It's been another banner year for gay rights, with Maine, Maryland and Washington saying "I do," to same-sex marriages. Plus, same-sex marriage legislation is currently moving through the Rhode Island legislature.
But there's still a shadow hanging over the celebrations of these victories: In the eyes of the federal government, couples in legal same-sex marriages are still single.
So regardless of what your state's law says, if you're part of such a couple, when you pay taxes to Washington, you're considered single. (And that's only the beginning. When it comes to Social Security survivor benefits, or getting insurance under the coverage of your federally employed partner, you're also still single.)

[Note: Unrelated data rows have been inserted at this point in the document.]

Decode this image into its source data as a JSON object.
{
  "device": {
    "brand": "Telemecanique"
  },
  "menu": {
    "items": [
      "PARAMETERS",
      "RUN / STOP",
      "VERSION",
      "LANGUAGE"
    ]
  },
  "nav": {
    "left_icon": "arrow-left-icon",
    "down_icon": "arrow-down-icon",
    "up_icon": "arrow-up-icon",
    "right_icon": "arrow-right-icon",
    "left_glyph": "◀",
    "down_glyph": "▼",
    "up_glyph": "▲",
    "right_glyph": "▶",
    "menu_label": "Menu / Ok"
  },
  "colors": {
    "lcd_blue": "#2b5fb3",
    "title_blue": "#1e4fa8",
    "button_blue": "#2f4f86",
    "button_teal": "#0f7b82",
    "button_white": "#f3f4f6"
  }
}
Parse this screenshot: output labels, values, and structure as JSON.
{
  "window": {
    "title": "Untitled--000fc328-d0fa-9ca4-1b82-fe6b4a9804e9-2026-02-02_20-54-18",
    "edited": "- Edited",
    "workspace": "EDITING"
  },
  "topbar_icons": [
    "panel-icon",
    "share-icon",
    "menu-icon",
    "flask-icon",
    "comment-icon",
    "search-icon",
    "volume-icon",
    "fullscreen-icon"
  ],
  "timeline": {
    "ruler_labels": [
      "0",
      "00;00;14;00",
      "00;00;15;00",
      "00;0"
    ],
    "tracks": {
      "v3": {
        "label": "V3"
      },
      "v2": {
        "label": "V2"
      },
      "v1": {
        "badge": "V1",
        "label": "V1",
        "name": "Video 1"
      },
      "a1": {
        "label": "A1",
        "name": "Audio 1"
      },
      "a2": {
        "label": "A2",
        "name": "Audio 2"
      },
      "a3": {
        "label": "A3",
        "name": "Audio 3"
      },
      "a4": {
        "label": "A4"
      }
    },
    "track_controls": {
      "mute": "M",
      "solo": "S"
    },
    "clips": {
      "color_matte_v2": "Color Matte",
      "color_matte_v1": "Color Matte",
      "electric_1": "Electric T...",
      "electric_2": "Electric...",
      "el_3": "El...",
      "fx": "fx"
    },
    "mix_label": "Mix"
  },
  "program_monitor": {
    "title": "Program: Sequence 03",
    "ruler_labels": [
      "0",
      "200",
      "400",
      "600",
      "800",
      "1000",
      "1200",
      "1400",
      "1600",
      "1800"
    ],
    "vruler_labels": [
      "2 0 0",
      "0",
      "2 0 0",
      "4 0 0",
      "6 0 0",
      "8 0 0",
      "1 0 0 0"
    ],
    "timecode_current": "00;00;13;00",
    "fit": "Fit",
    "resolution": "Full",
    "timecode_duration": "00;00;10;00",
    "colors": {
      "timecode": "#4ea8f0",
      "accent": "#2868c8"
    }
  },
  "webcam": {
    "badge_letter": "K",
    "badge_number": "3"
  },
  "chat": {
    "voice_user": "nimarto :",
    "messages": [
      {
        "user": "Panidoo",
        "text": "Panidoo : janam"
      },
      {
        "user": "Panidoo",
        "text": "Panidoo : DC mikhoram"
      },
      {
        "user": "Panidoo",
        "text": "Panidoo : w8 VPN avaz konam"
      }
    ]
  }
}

There are two things you should know: First, this makes your taxes more complicated, and hence might require you to hire an accountant and/or pay more in fees for them to wade through the situation. Second, according to an analysis by H&R Block, same-sex couples pay as much as $6,000 more in taxes than heterosexual couples.
That certainly shouldn't stop you from getting married. But you probably have questions about what else you need to know if you're a Mrs. and Mrs. or Mr. and Mr. at tax time. We'll walk you through how to do your taxes right: